After the Union’s bruising defeat at Chickamauga, in the northwest corner of Georgia not far from Chattanooga, Tenn., Ulysses S. Grant heads to take charge of federal troops hemmed in at Chattanooga now besieged by Confederate forces all around.
This week 150 years ago in the Civil War, Grant arrived in that eastern Tennessee city on the front lines of war and immediately began the task of creating a secure federal supply line. His aim: to immediately re-arm and expand the hold of Union troops who had been precariously holding the city against Confederates on the surrounding mountain heights.
This month 150 years ago, Grant formally took charge of tens of thousands of troops in a broad new Military Division of the Mississippi, his star rising in President Abraham Lincoln’s eyes after a Grant victory in July at Vicksburg, Miss.

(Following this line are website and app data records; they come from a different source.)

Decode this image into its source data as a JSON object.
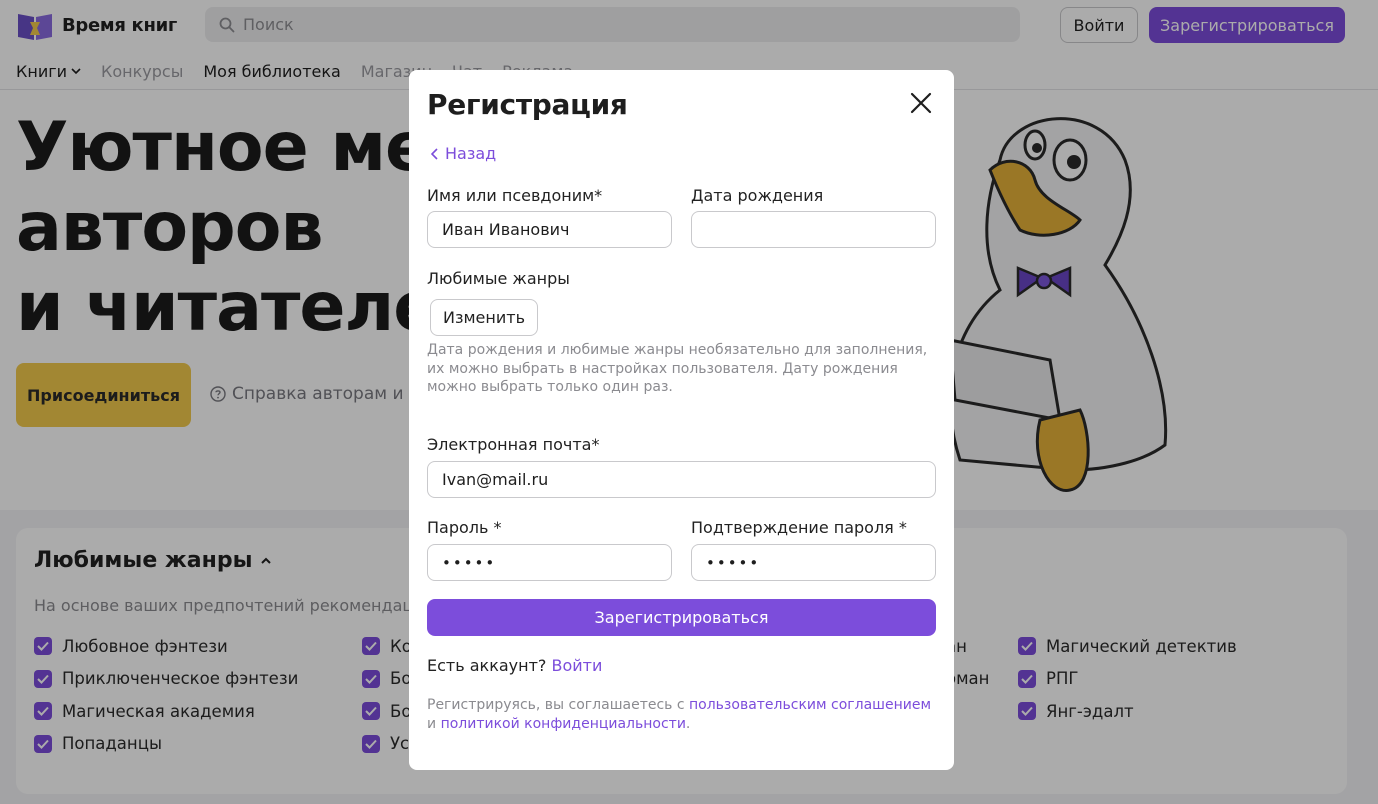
{
  "header": {
    "logo_text": "Время книг",
    "search_placeholder": "Поиск",
    "login_label": "Войти",
    "register_label": "Зарегистрироваться"
  },
  "nav": {
    "items": [
      "Книги",
      "Конкурсы",
      "Моя библиотека",
      "Магазин",
      "Чат",
      "Реклама"
    ]
  },
  "hero": {
    "title_lines": [
      "Уютное место для",
      "авторов",
      "и читателей"
    ],
    "join_label": "Присоединиться",
    "help_label": "Справка авторам и читателям"
  },
  "genres": {
    "title": "Любимые жанры",
    "subtitle": "На основе ваших предпочтений рекомендации",
    "col1": [
      "Любовное фэнтези",
      "Приключенческое фэнтези",
      "Магическая академия",
      "Попаданцы"
    ],
    "col2": [
      "Ко",
      "Бо",
      "Бо",
      "Ус"
    ],
    "col3": [
      "ан",
      "оман"
    ],
    "col4": [
      "Магический детектив",
      "РПГ",
      "Янг-эдалт"
    ]
  },
  "modal": {
    "title": "Регистрация",
    "back_label": "Назад",
    "name_label": "Имя или псевдоним*",
    "name_value": "Иван Иванович",
    "birth_label": "Дата рождения",
    "birth_value": "",
    "genres_label": "Любимые жанры",
    "change_label": "Изменить",
    "hint": "Дата рождения и любимые жанры необязательно для заполнения, их можно выбрать в настройках пользователя. Дату рождения можно выбрать только один раз.",
    "email_label": "Электронная почта*",
    "email_value": "Ivan@mail.ru",
    "password_label": "Пароль *",
    "password_value": "•••••",
    "confirm_label": "Подтверждение пароля *",
    "confirm_value": "•••••",
    "submit_label": "Зарегистрироваться",
    "account_prefix": "Есть аккаунт?",
    "account_login": "Войти",
    "terms_prefix": "Регистрируясь, вы соглашаетесь с",
    "terms_link": "пользовательским соглашением",
    "terms_and": "и",
    "privacy_link": "политикой конфиденциальности",
    "terms_end": "."
  },
  "colors": {
    "accent": "#7c4ddb",
    "join_button": "#f2c94c",
    "overlay": "#000000"
  }
}
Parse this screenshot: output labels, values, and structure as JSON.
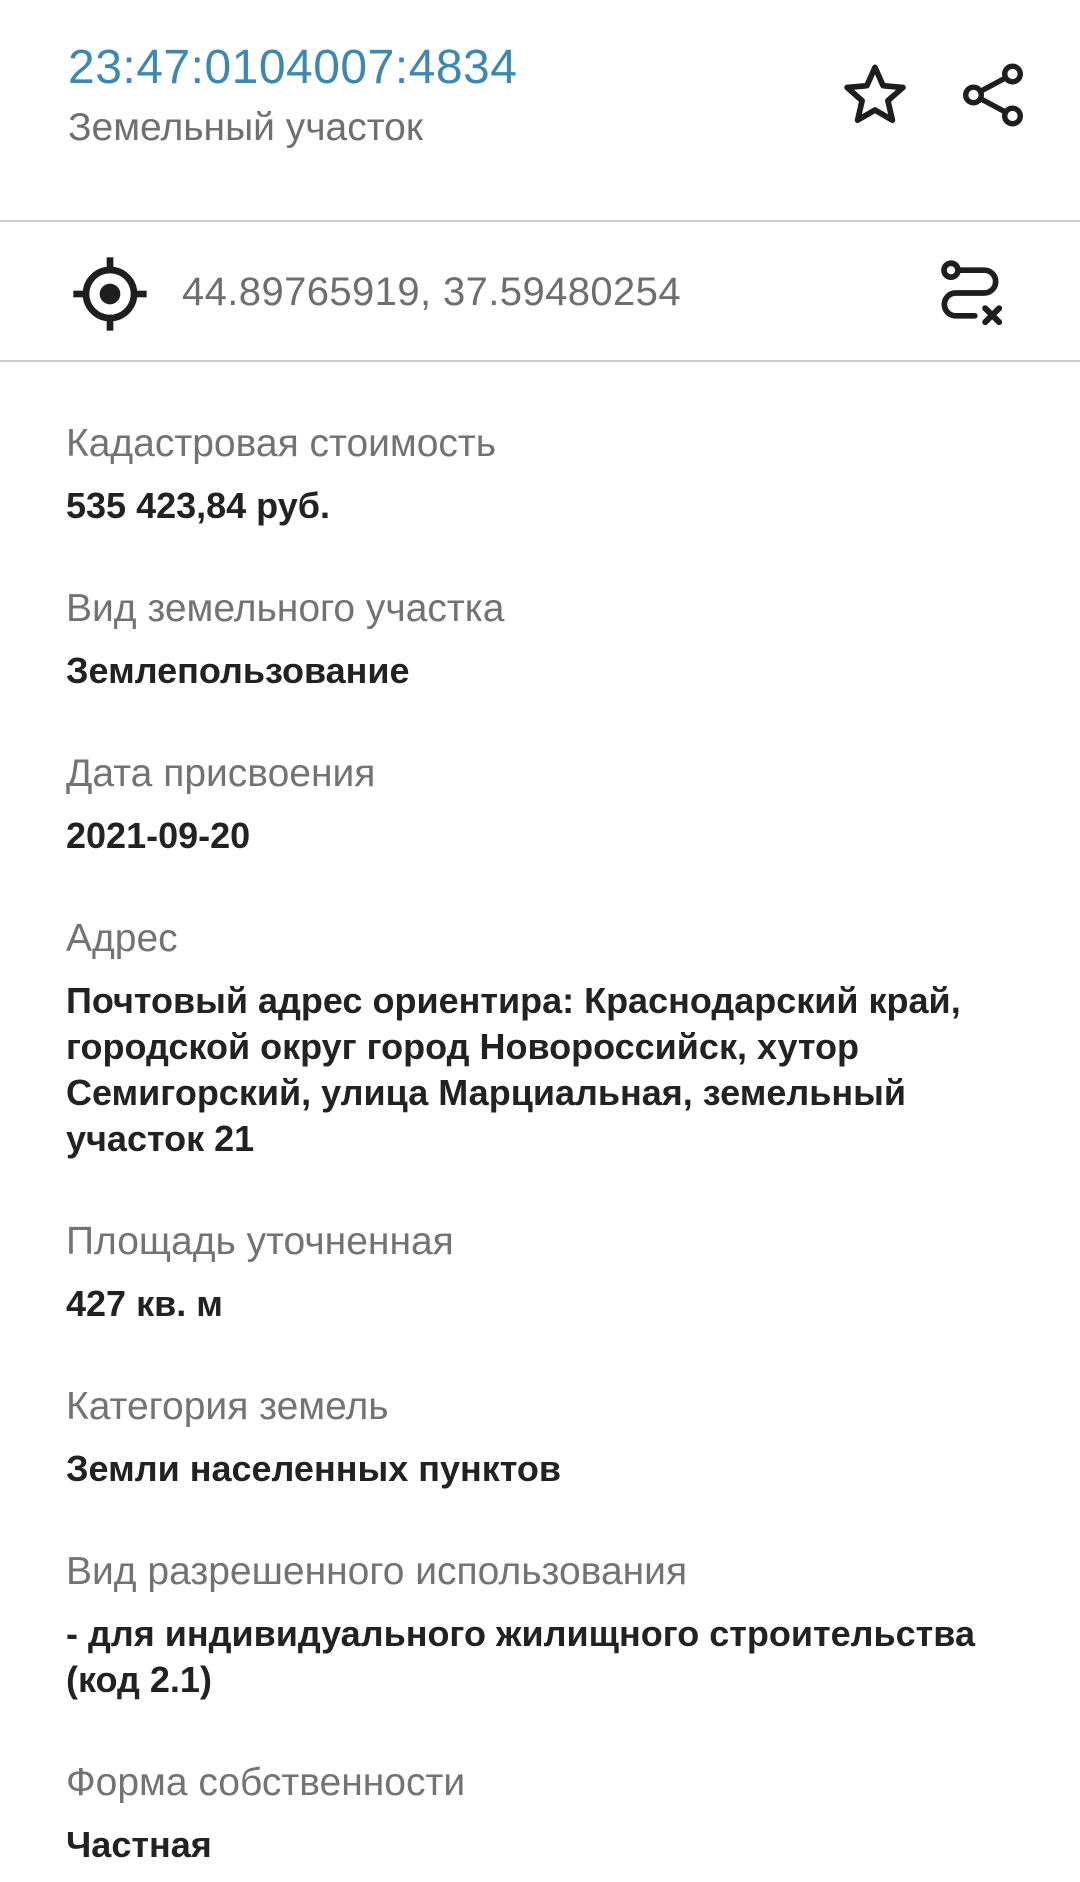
{
  "header": {
    "cadastral_number": "23:47:0104007:4834",
    "object_type": "Земельный участок",
    "favorite_icon": "star-outline-icon",
    "share_icon": "share-icon"
  },
  "location": {
    "icon": "target-icon",
    "coordinates": "44.89765919, 37.59480254",
    "route_icon": "route-cancel-icon"
  },
  "fields": [
    {
      "label": "Кадастровая стоимость",
      "value": "535 423,84 руб."
    },
    {
      "label": "Вид земельного участка",
      "value": "Землепользование"
    },
    {
      "label": "Дата присвоения",
      "value": "2021-09-20"
    },
    {
      "label": "Адрес",
      "value": "Почтовый адрес ориентира: Краснодарский край, городской округ город Новороссийск, хутор Семигорский, улица Марциальная, земельный участок 21"
    },
    {
      "label": "Площадь уточненная",
      "value": "427 кв. м"
    },
    {
      "label": "Категория земель",
      "value": "Земли населенных пунктов"
    },
    {
      "label": "Вид разрешенного использования",
      "value": "- для индивидуального жилищного строительства (код 2.1)"
    },
    {
      "label": "Форма собственности",
      "value": "Частная"
    }
  ],
  "colors": {
    "accent": "#3d87b3",
    "label": "#737373",
    "value": "#222222",
    "divider": "#cfcfcf"
  }
}
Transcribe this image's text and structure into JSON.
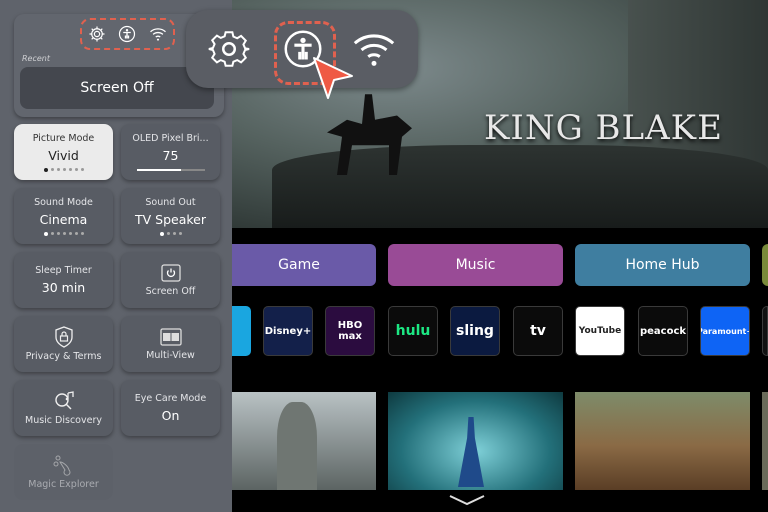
{
  "panel": {
    "quick_icons": [
      "gear-icon",
      "accessibility-icon",
      "wifi-icon"
    ],
    "recent_label": "Recent",
    "recent_item": "Screen Off",
    "tiles": [
      {
        "label": "Picture Mode",
        "value": "Vivid",
        "dots": 7,
        "active_dot": 0,
        "selected": true
      },
      {
        "label": "OLED Pixel Bri...",
        "value": "75",
        "level": 0.65
      },
      {
        "label": "Sound Mode",
        "value": "Cinema",
        "dots": 7,
        "active_dot": 0
      },
      {
        "label": "Sound Out",
        "value": "TV Speaker",
        "dots": 4,
        "active_dot": 0
      },
      {
        "label": "Sleep Timer",
        "value": "30 min"
      },
      {
        "label": "Screen Off",
        "icon": "power-icon"
      },
      {
        "label": "Privacy & Terms",
        "icon": "shield-lock-icon"
      },
      {
        "label": "Multi-View",
        "icon": "multi-view-icon"
      },
      {
        "label": "Music Discovery",
        "icon": "music-search-icon"
      },
      {
        "label": "Eye Care Mode",
        "value": "On"
      },
      {
        "label": "Magic Explorer",
        "icon": "magic-explorer-icon",
        "disabled": true
      }
    ]
  },
  "popup": {
    "icons": [
      "gear-icon",
      "accessibility-icon",
      "wifi-icon"
    ],
    "highlighted": "accessibility-icon",
    "highlight_color": "#e0614f"
  },
  "hero": {
    "title": "KING BLAKE"
  },
  "categories": [
    {
      "label": "Game",
      "color": "#6a5aa8"
    },
    {
      "label": "Music",
      "color": "#994b96"
    },
    {
      "label": "Home Hub",
      "color": "#3f7ea0"
    }
  ],
  "apps": [
    {
      "name": "Disney+",
      "label": "Disney+",
      "bg": "#13204a",
      "fg": "#ffffff"
    },
    {
      "name": "HBO Max",
      "label": "HBO max",
      "bg": "#2b0c3f",
      "fg": "#ffffff"
    },
    {
      "name": "Hulu",
      "label": "hulu",
      "bg": "#0b0b0b",
      "fg": "#1ce783"
    },
    {
      "name": "Sling",
      "label": "sling",
      "bg": "#0b1a40",
      "fg": "#ffffff"
    },
    {
      "name": "Apple TV",
      "label": "tv",
      "bg": "#0b0b0b",
      "fg": "#ffffff"
    },
    {
      "name": "YouTube",
      "label": "YouTube",
      "bg": "#ffffff",
      "fg": "#222222"
    },
    {
      "name": "Peacock",
      "label": "peacock",
      "bg": "#0b0b0b",
      "fg": "#ffffff"
    },
    {
      "name": "Paramount+",
      "label": "Paramount+",
      "bg": "#0e64f5",
      "fg": "#ffffff"
    }
  ]
}
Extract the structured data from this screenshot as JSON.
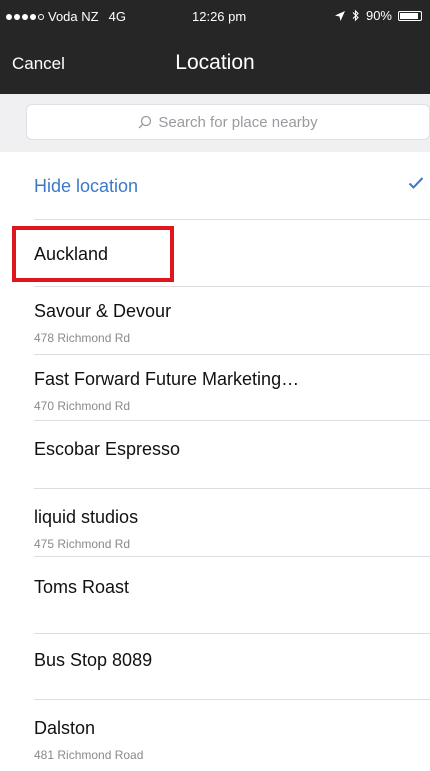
{
  "status_bar": {
    "carrier": "Voda NZ",
    "network": "4G",
    "time": "12:26 pm",
    "battery_percent": "90%",
    "battery_level": 0.9,
    "location_icon": "location-arrow-icon",
    "bluetooth_icon": "bluetooth-icon"
  },
  "nav": {
    "cancel_label": "Cancel",
    "title": "Location"
  },
  "search": {
    "placeholder": "Search for place nearby",
    "icon": "search-icon"
  },
  "hide_location": {
    "label": "Hide location",
    "selected": true,
    "accent_color": "#3d79c9"
  },
  "places": [
    {
      "name": "Auckland",
      "address": ""
    },
    {
      "name": "Savour & Devour",
      "address": "478 Richmond Rd"
    },
    {
      "name": "Fast Forward Future Marketing…",
      "address": "470 Richmond Rd"
    },
    {
      "name": "Escobar Espresso",
      "address": ""
    },
    {
      "name": "liquid studios",
      "address": "475 Richmond Rd"
    },
    {
      "name": "Toms Roast",
      "address": ""
    },
    {
      "name": "Bus Stop 8089",
      "address": ""
    },
    {
      "name": "Dalston",
      "address": "481 Richmond Road"
    }
  ],
  "highlight": {
    "target": "Auckland",
    "color": "#e0161f"
  }
}
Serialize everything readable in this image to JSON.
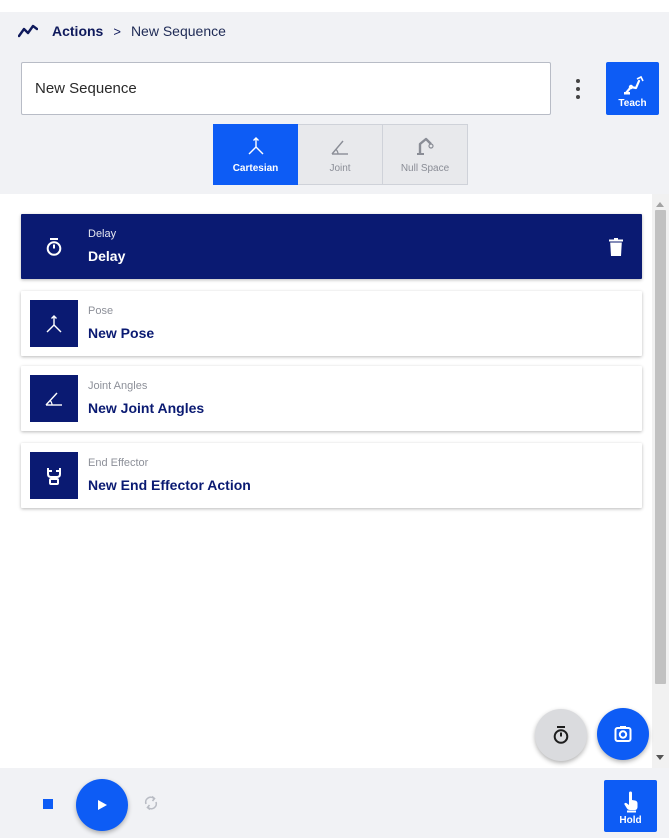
{
  "breadcrumb": {
    "root": "Actions",
    "separator": ">",
    "current": "New Sequence"
  },
  "sequence": {
    "name_value": "New Sequence",
    "teach_label": "Teach"
  },
  "modes": [
    {
      "label": "Cartesian",
      "active": true,
      "icon": "cartesian-axes-icon"
    },
    {
      "label": "Joint",
      "active": false,
      "icon": "joint-angle-icon"
    },
    {
      "label": "Null Space",
      "active": false,
      "icon": "robot-arm-icon"
    }
  ],
  "actions": [
    {
      "type": "Delay",
      "title": "Delay",
      "icon": "timer-icon",
      "selected": true
    },
    {
      "type": "Pose",
      "title": "New Pose",
      "icon": "cartesian-axes-icon",
      "selected": false
    },
    {
      "type": "Joint Angles",
      "title": "New Joint Angles",
      "icon": "joint-angle-icon",
      "selected": false
    },
    {
      "type": "End Effector",
      "title": "New End Effector Action",
      "icon": "gripper-icon",
      "selected": false
    }
  ],
  "bottom": {
    "hold_label": "Hold"
  },
  "colors": {
    "primary": "#0d5cf5",
    "navy": "#0a1a72",
    "panel": "#f1f2f5"
  }
}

In little more than a month’s time, the pugnacious Grant would order an offensive to break a Confederate siege, knocking the secessionists from their positions overlooking Chattanooga from atop Missionary Ridge and other heights.